### Task prompt
Go through the lines below. Copy those with "MaxPool".

### Items from a data source
^^^^^^^^^^^^^^^^

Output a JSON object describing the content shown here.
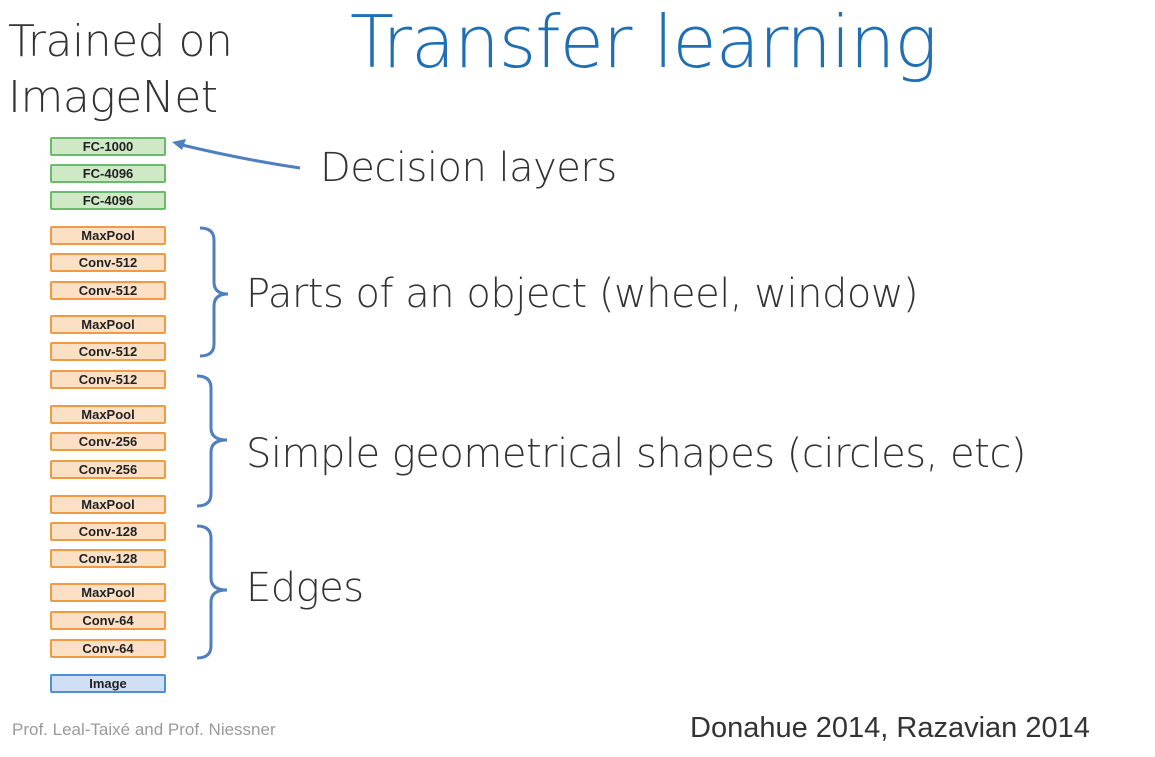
{
  "title": "Transfer learning",
  "trained_line1": "Trained on",
  "trained_line2": "ImageNet",
  "layers": {
    "fc1000": "FC-1000",
    "fc4096a": "FC-4096",
    "fc4096b": "FC-4096",
    "maxpool1": "MaxPool",
    "conv512a": "Conv-512",
    "conv512b": "Conv-512",
    "maxpool2": "MaxPool",
    "conv512c": "Conv-512",
    "conv512d": "Conv-512",
    "maxpool3": "MaxPool",
    "conv256a": "Conv-256",
    "conv256b": "Conv-256",
    "maxpool4": "MaxPool",
    "conv128a": "Conv-128",
    "conv128b": "Conv-128",
    "maxpool5": "MaxPool",
    "conv64a": "Conv-64",
    "conv64b": "Conv-64",
    "image": "Image"
  },
  "annotations": {
    "decision": "Decision layers",
    "parts": "Parts of an object (wheel, window)",
    "shapes": "Simple geometrical shapes (circles, etc)",
    "edges": "Edges"
  },
  "footer": {
    "credit": "Prof. Leal-Taixé and Prof. Niessner",
    "citation": "Donahue 2014, Razavian 2014"
  },
  "colors": {
    "title": "#1f6fb2",
    "fc_fill": "#cfe8c6",
    "conv_fill": "#fbe0c6",
    "image_fill": "#cfe0f5",
    "bracket": "#4f7fbf"
  }
}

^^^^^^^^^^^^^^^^

### Task output
    "maxpool1": "MaxPool",
    "maxpool2": "MaxPool",
    "maxpool3": "MaxPool",
    "maxpool4": "MaxPool",
    "maxpool5": "MaxPool",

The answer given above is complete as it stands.